What needs to be done
Each line below must be set down exactly as it stands.

Data excerpts
───

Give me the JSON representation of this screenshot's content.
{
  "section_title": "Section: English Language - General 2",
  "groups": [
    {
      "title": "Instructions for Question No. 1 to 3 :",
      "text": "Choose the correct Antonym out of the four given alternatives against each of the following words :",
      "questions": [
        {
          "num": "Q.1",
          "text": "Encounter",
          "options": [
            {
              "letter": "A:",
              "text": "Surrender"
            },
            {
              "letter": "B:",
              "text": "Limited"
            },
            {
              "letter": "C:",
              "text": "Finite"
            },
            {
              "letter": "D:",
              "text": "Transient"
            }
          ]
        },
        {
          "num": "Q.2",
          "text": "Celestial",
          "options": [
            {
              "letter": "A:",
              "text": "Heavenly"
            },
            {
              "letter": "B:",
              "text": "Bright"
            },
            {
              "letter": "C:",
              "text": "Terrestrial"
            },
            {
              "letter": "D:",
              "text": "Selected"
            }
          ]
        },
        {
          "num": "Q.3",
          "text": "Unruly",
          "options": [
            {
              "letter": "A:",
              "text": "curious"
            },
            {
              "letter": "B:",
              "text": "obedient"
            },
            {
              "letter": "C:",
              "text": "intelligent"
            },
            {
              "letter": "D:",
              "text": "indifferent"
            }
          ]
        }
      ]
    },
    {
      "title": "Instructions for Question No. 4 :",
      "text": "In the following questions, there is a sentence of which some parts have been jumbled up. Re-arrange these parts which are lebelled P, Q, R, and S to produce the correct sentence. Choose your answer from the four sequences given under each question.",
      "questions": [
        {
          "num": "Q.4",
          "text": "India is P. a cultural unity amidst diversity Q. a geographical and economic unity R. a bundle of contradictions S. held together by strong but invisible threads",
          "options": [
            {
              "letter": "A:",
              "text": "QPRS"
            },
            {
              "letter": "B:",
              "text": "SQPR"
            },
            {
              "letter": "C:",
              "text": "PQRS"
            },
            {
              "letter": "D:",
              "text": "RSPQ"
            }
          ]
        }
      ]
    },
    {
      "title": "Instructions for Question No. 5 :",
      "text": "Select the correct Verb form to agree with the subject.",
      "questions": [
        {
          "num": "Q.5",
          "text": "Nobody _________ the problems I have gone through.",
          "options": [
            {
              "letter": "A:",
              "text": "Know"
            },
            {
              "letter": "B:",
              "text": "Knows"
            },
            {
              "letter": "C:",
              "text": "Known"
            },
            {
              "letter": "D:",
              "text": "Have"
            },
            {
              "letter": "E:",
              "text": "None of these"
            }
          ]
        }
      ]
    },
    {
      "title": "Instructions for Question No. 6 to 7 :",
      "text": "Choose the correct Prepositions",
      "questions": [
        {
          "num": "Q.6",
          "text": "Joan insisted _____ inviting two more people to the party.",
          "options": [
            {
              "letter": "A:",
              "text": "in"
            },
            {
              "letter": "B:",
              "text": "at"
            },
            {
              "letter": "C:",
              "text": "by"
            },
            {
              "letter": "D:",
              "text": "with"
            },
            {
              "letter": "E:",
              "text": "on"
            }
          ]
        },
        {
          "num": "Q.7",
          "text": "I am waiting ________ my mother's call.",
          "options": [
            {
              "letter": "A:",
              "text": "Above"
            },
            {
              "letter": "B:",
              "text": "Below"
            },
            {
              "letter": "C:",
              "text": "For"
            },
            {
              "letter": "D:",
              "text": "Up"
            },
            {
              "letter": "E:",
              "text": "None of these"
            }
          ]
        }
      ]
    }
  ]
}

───

Answer box
Give me the JSON representation of this screenshot's content.
{
  "section_title": "Section: English Language - General 2",
  "groups": [
    {
      "title": "Instructions for Question No. 1 to 3 :",
      "text": "Choose the correct Antonym out of the four given alternatives against each of the following words :",
      "questions": [
        {
          "num": "Q.1",
          "text": "Encounter",
          "options": [
            {
              "letter": "A:",
              "text": "Surrender"
            },
            {
              "letter": "B:",
              "text": "Limited"
            },
            {
              "letter": "C:",
              "text": "Finite"
            },
            {
              "letter": "D:",
              "text": "Transient"
            }
          ]
        },
        {
          "num": "Q.2",
          "text": "Celestial",
          "options": [
            {
              "letter": "A:",
              "text": "Heavenly"
            },
            {
              "letter": "B:",
              "text": "Bright"
            },
            {
              "letter": "C:",
              "text": "Terrestrial"
            },
            {
              "letter": "D:",
              "text": "Selected"
            }
          ]
        },
        {
          "num": "Q.3",
          "text": "Unruly",
          "options": [
            {
              "letter": "A:",
              "text": "curious"
            },
            {
              "letter": "B:",
              "text": "obedient"
            },
            {
              "letter": "C:",
              "text": "intelligent"
            },
            {
              "letter": "D:",
              "text": "indifferent"
            }
          ]
        }
      ]
    },
    {
      "title": "Instructions for Question No. 4 :",
      "text": "In the following questions, there is a sentence of which some parts have been jumbled up. Re-arrange these parts which are lebelled P, Q, R, and S to produce the correct sentence. Choose your answer from the four sequences given under each question.",
      "questions": [
        {
          "num": "Q.4",
          "text": "India is P. a cultural unity amidst diversity Q. a geographical and economic unity R. a bundle of contradictions S. held together by strong but invisible threads",
          "options": [
            {
              "letter": "A:",
              "text": "QPRS"
            },
            {
              "letter": "B:",
              "text": "SQPR"
            },
            {
              "letter": "C:",
              "text": "PQRS"
            },
            {
              "letter": "D:",
              "text": "RSPQ"
            }
          ]
        }
      ]
    },
    {
      "title": "Instructions for Question No. 5 :",
      "text": "Select the correct Verb form to agree with the subject.",
      "questions": [
        {
          "num": "Q.5",
          "text": "Nobody _________ the problems I have gone through.",
          "options": [
            {
              "letter": "A:",
              "text": "Know"
            },
            {
              "letter": "B:",
              "text": "Knows"
            },
            {
              "letter": "C:",
              "text": "Known"
            },
            {
              "letter": "D:",
              "text": "Have"
            },
            {
              "letter": "E:",
              "text": "None of these"
            }
          ]
        }
      ]
    },
    {
      "title": "Instructions for Question No. 6 to 7 :",
      "text": "Choose the correct Prepositions",
      "questions": [
        {
          "num": "Q.6",
          "text": "Joan insisted _____ inviting two more people to the party.",
          "options": [
            {
              "letter": "A:",
              "text": "in"
            },
            {
              "letter": "B:",
              "text": "at"
            },
            {
              "letter": "C:",
              "text": "by"
            },
            {
              "letter": "D:",
              "text": "with"
            },
            {
              "letter": "E:",
              "text": "on"
            }
          ]
        },
        {
          "num": "Q.7",
          "text": "I am waiting ________ my mother's call.",
          "options": [
            {
              "letter": "A:",
              "text": "Above"
            },
            {
              "letter": "B:",
              "text": "Below"
            },
            {
              "letter": "C:",
              "text": "For"
            },
            {
              "letter": "D:",
              "text": "Up"
            },
            {
              "letter": "E:",
              "text": "None of these"
            }
          ]
        }
      ]
    }
  ]
}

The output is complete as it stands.